[Start of Attachment]
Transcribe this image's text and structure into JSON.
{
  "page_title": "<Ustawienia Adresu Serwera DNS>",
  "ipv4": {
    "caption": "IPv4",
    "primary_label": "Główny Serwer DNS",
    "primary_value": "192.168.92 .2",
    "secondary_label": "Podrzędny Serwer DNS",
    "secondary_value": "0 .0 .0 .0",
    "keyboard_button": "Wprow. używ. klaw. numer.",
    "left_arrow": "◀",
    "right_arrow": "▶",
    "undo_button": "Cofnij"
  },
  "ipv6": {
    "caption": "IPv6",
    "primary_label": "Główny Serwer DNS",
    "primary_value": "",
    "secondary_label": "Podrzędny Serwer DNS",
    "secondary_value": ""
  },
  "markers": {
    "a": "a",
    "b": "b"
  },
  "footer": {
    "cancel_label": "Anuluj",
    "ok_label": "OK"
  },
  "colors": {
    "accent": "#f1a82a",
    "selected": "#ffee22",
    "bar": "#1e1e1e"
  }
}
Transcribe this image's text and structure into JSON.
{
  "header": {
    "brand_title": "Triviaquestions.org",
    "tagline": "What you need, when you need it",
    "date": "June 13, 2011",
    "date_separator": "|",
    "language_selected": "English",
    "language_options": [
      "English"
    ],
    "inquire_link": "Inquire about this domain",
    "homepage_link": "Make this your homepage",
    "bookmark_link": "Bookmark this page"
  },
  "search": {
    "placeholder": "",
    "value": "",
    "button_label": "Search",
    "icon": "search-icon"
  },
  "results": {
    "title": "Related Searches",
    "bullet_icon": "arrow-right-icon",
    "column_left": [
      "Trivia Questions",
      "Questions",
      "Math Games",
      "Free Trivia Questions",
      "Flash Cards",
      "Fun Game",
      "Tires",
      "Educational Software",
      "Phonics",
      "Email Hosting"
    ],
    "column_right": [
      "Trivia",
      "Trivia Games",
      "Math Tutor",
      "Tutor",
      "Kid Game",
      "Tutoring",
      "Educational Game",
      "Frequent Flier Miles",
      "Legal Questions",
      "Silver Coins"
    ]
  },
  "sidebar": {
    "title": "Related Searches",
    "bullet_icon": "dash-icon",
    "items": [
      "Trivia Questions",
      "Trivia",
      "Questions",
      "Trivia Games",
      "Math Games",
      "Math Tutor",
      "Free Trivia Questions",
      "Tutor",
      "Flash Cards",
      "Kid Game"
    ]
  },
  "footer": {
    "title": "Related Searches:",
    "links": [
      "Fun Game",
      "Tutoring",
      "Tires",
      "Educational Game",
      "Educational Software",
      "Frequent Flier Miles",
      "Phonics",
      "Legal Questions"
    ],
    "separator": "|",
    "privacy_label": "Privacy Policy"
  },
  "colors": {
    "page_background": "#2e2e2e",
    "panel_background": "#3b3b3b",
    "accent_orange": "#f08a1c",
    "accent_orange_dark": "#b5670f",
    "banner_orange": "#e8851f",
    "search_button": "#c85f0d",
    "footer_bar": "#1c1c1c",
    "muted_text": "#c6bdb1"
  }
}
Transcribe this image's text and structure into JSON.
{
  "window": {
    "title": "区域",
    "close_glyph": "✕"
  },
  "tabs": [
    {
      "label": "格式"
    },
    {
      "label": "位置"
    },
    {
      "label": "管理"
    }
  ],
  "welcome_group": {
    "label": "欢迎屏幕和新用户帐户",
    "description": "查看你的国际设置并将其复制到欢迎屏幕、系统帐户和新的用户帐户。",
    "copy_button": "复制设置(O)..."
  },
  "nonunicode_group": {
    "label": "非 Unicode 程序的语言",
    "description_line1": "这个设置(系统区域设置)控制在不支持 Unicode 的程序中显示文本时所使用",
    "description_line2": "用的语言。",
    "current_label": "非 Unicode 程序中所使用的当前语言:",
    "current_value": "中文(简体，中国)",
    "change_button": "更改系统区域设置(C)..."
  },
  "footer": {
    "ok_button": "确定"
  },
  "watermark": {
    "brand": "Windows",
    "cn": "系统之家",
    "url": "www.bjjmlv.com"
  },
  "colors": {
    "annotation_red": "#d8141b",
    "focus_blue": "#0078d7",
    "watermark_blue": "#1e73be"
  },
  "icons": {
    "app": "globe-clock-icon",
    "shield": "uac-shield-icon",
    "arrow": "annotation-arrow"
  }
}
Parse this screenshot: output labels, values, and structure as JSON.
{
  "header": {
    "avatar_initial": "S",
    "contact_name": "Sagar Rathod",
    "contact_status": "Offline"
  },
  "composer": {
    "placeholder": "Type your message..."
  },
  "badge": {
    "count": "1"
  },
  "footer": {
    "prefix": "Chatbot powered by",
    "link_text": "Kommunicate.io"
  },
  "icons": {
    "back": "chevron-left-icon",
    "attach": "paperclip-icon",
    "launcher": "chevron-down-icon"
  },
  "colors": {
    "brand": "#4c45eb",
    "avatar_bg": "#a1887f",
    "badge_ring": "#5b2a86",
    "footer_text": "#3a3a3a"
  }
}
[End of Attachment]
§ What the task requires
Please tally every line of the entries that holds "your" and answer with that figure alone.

§ Expected answer
2